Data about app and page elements
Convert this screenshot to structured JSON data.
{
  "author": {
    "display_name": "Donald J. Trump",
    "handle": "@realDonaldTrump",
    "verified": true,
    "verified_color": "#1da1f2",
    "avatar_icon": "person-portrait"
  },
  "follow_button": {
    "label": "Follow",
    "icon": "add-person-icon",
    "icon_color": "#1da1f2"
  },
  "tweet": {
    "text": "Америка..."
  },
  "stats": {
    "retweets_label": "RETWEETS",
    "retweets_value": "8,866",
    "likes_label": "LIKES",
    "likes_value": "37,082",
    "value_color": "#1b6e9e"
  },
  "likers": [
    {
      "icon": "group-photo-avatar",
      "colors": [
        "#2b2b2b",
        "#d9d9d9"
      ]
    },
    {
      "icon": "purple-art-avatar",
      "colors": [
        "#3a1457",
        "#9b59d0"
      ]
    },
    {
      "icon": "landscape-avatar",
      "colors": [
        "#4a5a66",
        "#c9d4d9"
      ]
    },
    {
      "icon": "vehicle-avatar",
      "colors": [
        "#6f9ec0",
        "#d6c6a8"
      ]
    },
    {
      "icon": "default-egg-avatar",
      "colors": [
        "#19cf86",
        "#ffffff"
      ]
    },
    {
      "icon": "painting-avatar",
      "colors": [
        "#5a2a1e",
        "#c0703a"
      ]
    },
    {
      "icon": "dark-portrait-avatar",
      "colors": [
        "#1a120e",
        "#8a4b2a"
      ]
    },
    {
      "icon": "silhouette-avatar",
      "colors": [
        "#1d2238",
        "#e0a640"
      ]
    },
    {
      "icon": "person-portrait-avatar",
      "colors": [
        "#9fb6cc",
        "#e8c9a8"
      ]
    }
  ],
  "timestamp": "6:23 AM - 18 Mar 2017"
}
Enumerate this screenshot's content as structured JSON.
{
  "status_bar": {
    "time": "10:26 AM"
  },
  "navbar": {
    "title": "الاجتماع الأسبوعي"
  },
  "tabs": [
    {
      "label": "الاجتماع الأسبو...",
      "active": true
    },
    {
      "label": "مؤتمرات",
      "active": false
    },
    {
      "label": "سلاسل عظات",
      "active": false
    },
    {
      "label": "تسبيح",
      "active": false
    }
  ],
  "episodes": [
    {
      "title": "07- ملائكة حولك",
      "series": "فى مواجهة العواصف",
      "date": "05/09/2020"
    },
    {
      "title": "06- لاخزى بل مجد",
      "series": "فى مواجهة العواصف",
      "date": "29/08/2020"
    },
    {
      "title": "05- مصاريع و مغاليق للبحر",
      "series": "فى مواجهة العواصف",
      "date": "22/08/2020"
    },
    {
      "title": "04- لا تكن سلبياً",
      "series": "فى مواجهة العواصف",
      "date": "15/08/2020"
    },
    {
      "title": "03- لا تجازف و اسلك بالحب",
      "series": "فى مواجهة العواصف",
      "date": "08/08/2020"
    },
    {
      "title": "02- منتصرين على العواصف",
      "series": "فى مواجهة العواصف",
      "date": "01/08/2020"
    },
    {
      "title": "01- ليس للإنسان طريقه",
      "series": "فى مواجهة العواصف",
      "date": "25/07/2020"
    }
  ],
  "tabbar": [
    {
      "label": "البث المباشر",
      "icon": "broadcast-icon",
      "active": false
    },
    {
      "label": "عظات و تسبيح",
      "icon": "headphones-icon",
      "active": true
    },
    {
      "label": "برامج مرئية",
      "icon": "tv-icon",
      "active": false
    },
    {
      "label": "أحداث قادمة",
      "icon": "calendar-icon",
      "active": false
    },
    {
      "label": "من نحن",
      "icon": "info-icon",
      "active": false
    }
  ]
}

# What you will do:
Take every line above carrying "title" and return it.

# Completed exercise:
    "title": "الاجتماع الأسبوعي"
      "title": "07- ملائكة حولك",
      "title": "06- لاخزى بل مجد",
      "title": "05- مصاريع و مغاليق للبحر",
      "title": "04- لا تكن سلبياً",
      "title": "03- لا تجازف و اسلك بالحب",
      "title": "02- منتصرين على العواصف",
      "title": "01- ليس للإنسان طريقه",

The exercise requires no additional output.